[Given data Boundary: Start]

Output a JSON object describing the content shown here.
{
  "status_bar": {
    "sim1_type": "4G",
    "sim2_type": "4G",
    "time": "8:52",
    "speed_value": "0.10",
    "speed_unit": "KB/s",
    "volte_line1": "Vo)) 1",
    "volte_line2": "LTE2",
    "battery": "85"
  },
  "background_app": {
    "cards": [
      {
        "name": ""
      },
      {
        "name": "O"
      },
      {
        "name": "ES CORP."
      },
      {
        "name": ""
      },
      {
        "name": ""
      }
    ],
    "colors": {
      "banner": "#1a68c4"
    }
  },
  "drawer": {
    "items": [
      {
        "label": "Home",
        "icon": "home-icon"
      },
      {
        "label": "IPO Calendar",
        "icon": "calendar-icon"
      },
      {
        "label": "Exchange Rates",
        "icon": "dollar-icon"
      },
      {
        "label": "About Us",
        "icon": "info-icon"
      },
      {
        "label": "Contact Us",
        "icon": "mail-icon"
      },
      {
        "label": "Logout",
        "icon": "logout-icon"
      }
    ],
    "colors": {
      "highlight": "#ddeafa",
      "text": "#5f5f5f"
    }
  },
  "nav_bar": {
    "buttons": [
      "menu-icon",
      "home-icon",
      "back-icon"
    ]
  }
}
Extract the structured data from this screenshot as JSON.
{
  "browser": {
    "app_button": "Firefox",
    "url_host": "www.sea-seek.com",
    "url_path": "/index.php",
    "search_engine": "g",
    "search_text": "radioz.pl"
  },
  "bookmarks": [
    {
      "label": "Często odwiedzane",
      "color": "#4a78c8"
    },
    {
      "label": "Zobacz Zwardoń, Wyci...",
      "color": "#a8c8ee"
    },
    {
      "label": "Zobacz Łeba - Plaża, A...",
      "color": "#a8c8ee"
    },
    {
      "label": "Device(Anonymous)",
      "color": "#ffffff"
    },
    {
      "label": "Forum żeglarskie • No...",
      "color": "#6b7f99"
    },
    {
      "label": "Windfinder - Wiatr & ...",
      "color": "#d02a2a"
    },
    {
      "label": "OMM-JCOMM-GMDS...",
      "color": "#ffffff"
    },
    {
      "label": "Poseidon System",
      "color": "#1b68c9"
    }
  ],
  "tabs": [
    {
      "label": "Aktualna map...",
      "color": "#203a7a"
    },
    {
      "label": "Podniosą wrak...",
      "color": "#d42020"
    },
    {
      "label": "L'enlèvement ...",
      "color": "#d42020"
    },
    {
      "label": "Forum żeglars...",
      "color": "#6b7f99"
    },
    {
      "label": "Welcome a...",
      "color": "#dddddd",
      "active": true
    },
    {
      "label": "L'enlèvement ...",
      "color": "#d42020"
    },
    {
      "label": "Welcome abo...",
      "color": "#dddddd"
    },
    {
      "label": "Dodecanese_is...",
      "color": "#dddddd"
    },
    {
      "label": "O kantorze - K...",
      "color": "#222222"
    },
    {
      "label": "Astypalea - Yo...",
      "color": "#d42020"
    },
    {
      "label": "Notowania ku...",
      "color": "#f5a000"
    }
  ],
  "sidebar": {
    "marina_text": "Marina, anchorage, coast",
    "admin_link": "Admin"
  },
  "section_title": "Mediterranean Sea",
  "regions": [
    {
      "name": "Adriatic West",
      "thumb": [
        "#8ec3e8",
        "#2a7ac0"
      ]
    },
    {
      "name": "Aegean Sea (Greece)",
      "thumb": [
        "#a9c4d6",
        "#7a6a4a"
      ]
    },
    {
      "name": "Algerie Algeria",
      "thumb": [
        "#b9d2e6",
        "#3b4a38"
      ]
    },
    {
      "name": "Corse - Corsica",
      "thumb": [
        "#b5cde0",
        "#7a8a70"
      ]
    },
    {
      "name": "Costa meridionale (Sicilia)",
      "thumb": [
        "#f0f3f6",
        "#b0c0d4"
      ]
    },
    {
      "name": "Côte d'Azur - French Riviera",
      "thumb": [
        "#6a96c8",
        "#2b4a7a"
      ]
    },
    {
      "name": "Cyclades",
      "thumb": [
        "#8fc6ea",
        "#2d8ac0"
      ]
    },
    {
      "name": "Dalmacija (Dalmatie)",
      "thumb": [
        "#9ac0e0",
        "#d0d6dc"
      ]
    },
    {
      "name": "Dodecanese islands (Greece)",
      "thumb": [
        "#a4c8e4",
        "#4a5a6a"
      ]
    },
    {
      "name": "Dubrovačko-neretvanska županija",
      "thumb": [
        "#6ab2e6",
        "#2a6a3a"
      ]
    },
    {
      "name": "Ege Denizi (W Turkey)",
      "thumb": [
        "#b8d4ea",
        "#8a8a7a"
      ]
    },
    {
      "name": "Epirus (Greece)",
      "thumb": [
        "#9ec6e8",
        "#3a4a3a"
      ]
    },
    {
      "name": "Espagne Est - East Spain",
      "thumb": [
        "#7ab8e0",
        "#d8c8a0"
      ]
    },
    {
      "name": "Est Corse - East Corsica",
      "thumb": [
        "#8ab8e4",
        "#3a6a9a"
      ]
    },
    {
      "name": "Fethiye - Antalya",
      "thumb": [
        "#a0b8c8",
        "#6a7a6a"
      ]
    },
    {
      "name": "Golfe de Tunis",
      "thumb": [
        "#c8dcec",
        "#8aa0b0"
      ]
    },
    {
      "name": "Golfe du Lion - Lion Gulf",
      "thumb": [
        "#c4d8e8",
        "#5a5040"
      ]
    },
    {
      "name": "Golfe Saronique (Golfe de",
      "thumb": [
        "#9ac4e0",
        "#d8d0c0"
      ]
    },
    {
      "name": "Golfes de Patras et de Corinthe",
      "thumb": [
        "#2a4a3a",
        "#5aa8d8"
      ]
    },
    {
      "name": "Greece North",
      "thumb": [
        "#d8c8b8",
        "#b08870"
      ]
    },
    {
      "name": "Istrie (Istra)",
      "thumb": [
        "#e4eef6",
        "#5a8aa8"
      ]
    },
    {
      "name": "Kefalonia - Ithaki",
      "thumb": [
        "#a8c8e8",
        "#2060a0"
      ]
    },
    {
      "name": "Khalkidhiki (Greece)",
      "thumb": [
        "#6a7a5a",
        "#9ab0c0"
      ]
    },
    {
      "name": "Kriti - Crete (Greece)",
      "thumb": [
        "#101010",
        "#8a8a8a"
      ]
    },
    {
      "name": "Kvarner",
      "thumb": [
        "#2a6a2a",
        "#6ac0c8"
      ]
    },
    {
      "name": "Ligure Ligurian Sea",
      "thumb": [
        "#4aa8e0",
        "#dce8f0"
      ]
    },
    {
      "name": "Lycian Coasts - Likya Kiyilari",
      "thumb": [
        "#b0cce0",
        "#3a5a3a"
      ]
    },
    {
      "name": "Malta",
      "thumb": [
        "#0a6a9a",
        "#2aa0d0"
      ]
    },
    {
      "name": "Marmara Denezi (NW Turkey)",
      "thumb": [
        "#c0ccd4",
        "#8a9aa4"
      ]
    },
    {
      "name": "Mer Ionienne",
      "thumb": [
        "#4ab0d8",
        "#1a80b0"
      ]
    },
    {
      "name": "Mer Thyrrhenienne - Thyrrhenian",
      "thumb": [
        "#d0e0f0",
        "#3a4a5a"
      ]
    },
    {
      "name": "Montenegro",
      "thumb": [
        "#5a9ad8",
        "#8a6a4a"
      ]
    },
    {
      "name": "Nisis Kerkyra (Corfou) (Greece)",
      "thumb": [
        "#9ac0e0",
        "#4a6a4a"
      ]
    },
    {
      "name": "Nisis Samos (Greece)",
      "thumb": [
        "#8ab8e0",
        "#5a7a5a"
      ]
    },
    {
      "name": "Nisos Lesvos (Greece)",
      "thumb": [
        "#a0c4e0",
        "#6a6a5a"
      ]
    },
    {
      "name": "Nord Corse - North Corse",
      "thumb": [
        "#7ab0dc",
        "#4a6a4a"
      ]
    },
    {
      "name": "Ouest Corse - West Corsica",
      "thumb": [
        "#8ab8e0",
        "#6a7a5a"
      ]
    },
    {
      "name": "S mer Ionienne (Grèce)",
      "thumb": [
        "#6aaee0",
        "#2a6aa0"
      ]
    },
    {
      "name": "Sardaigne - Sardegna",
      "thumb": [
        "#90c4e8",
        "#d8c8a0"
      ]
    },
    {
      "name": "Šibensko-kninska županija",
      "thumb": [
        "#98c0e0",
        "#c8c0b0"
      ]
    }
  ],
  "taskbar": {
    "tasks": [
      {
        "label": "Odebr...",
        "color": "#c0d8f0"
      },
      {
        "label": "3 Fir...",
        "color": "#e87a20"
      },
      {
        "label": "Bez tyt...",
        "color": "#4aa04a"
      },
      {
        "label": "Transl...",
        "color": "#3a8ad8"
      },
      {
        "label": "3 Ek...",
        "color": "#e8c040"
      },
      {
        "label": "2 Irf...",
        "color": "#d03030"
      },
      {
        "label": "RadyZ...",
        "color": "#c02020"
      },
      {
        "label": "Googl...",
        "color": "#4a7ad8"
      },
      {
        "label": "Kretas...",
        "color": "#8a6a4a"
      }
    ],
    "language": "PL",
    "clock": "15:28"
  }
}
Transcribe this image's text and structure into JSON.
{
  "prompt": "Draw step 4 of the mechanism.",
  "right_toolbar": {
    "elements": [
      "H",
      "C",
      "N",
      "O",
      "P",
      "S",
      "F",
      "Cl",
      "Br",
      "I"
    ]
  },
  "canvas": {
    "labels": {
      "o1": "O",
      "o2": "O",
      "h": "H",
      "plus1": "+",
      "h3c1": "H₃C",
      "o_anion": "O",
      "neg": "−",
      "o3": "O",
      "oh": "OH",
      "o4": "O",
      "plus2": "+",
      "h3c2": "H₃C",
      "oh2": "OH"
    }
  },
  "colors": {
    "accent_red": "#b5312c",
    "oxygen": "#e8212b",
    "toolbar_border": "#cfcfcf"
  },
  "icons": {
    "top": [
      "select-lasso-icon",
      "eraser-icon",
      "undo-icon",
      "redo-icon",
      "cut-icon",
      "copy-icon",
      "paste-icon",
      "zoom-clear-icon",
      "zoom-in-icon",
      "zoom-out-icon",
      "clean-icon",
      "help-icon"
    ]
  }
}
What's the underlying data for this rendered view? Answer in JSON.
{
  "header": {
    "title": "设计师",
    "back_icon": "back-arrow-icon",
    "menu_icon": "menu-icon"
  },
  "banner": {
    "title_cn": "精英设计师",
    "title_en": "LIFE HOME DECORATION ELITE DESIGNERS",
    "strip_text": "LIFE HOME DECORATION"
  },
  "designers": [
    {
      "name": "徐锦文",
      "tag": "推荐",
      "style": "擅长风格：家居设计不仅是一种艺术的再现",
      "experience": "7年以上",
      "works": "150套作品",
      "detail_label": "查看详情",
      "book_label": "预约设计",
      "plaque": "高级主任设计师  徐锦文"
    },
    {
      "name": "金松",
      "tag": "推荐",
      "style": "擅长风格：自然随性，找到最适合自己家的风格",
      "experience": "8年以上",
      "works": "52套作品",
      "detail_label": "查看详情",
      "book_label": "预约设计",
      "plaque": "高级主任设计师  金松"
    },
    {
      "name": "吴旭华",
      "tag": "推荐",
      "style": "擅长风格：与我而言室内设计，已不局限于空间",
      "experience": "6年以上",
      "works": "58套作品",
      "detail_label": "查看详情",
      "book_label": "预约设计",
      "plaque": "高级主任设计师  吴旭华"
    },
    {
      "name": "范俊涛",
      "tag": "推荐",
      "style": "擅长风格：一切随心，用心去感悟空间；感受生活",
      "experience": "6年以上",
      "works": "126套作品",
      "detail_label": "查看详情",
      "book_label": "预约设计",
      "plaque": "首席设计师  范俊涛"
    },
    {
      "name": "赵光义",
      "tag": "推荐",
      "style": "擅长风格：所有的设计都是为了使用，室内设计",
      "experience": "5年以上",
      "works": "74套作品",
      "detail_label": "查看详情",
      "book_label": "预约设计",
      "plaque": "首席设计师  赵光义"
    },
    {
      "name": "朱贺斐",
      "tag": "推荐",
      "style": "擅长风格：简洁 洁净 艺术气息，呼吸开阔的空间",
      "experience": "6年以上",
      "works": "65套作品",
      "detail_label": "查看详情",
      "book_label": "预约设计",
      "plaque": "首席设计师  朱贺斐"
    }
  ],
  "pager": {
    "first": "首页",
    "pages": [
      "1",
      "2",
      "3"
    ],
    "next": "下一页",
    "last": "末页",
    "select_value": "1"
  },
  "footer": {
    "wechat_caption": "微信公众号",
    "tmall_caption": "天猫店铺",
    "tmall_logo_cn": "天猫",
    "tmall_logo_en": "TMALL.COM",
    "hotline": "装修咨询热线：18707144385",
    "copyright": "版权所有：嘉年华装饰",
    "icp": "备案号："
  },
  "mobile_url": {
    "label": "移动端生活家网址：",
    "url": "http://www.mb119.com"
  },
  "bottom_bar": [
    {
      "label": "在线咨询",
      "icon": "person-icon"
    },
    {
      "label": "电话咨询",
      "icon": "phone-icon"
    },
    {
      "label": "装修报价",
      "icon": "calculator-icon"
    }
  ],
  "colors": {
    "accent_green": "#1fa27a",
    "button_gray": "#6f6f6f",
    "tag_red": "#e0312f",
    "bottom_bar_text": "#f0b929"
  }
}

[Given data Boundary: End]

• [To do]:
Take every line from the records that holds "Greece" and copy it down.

• [Output for this task]:
      "name": "Aegean Sea (Greece)",
      "name": "Dodecanese islands (Greece)",
      "name": "Epirus (Greece)",
      "name": "Greece North",
      "name": "Khalkidhiki (Greece)",
      "name": "Kriti - Crete (Greece)",
      "name": "Nisis Kerkyra (Corfou) (Greece)",
      "name": "Nisis Samos (Greece)",
      "name": "Nisos Lesvos (Greece)",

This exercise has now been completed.